Every car crash that causes personal injuries or fatalities is different. There are any number of factors that can contribute to the occurrence of a tragic crash; as personal injury attorneys, it’s our job to help our clients and their families receive the full compensation they deserve for another party’s negligence. 

We’ve covered the fact that car accidents are to blame for most Hudson Valley accident deaths. We’ve shown that most fatal accidents happen on local highways. We’ve explored the most common factors that can cause car crashes in the Hudson Valley. We’ve explored the keys to winning a roadway defects personal injury case. Today, we’re going to look at the rural vs. urban dynamics in fatal crashes in the Hudson Valley.

According to the National Highway Traffic Safety Administration’s Motor Vehicle Crash Data Querying and Reporting System:
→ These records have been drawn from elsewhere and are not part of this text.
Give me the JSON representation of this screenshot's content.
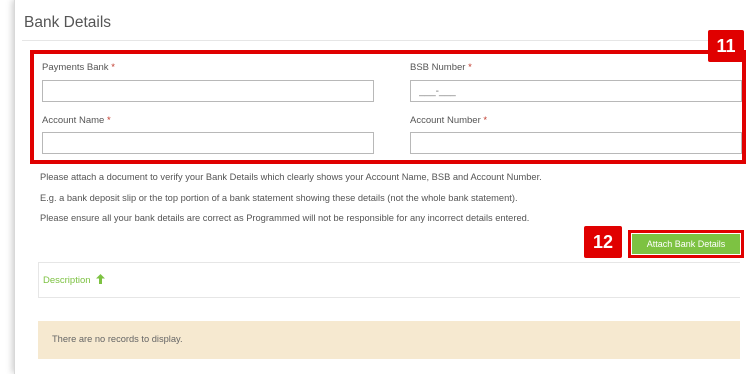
{
  "section": {
    "title": "Bank Details"
  },
  "form": {
    "payments_bank": {
      "label": "Payments Bank",
      "required_mark": "*",
      "value": ""
    },
    "bsb_number": {
      "label": "BSB Number",
      "required_mark": "*",
      "value": "___-___"
    },
    "account_name": {
      "label": "Account Name",
      "required_mark": "*",
      "value": ""
    },
    "account_number": {
      "label": "Account Number",
      "required_mark": "*",
      "value": ""
    }
  },
  "instructions": [
    "Please attach a document to verify your Bank Details which clearly shows your Account Name, BSB and Account Number.",
    "E.g. a bank deposit slip or the top portion of a bank statement showing these details (not the whole bank statement).",
    "Please ensure all your bank details are correct as Programmed will not be responsible for any incorrect details entered."
  ],
  "callouts": {
    "form_step": "11",
    "attach_step": "12"
  },
  "actions": {
    "attach_label": "Attach Bank Details"
  },
  "table": {
    "columns": [
      {
        "label": "Description",
        "sort": "ascending"
      }
    ],
    "empty_message": "There are no records to display."
  },
  "colors": {
    "accent_green": "#7dc242",
    "callout_red": "#e00000",
    "empty_row_bg": "#f6e9d0"
  }
}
  • Between 2018 and 2020, there were a total of 193 fatal crashes in Dutchess, Orange and Ulster Counties.
  • There were 57 fatal crashes in rural areas and 135 in urban areas, for a total of 192 crashes
  • There were 17 crashes on interstate highways like I-84 and I-87
  • There were 14 crashes on freeways and expressways like the Taconic State Parkway, US-6 and NY-17
  • There were 58 crashes on “principal arterial” roads, like Route 9, Route 9W, Route NY-208, Route 44/55, Route 299, and Route 209
  • There were 28 crashes on “minor arterial” roads, like Route 32, Lucas Avenue in Kingston, Ulster Avenue, Blue Mountain Road, Route 9G, Route 52 in Walden, Violet Avenue in Poughkeepsie, or All Angels Hill Road in Poughkeepsie
  • There were 47 crashes on “collector” roads like N. Oakwood Terrace in New Paltz, Overlook Road in Poughkeepsie, South Street in Newburgh, New Hackensack Road in Wappingers Falls, or Slate Quarry Road in Staatsburg
  • There were 28 crashes on “local” roads like Fish Creek Road in Saugerties, Belvedere Road in Beacon, Merritt Avenue in Kingston, Clove Branch Road in Hopewell Junction, and Crescent Avenue in Highland
  • 17 rural crashes took place on small local roads (the highest total for rural crashes), while 42 urban crashes took place on principal arterial roads (the highest total for urban crashes)
  • 42% of fatal rural car crashes involved speeding, while only 28% of urban crashes did
  • 20% of urban car crashes involved a pedestrian or cyclist, while 8% of rural crashes did
  • 21% of rural crashes involved a tree, while 9% of urban crashes did

Many dynamics make highways safer than local roads. Although cars are driving at a much higher rate of speed, all of them are driving at roughly the same speed. Drivers don’t have to make as many decisions, and vehicles are further away from each other. There are no pedestrians and bicyclists on highways, and vehicles don’t have to share space with oncoming traffic.

On rural roads, some of the factors that we hear about from car crash victims include speeding, dangerous windy roads, impaired driving, and not wearing a seat belt.

No matter where you have been involved in a car crash caused by the negligence of another party, you can count on our experienced legal team to get you the maximum possible compensation for your injuries. We offer free consultations in Kingston, NY and Poughkeepsie, NY; call 845-600-0000 today.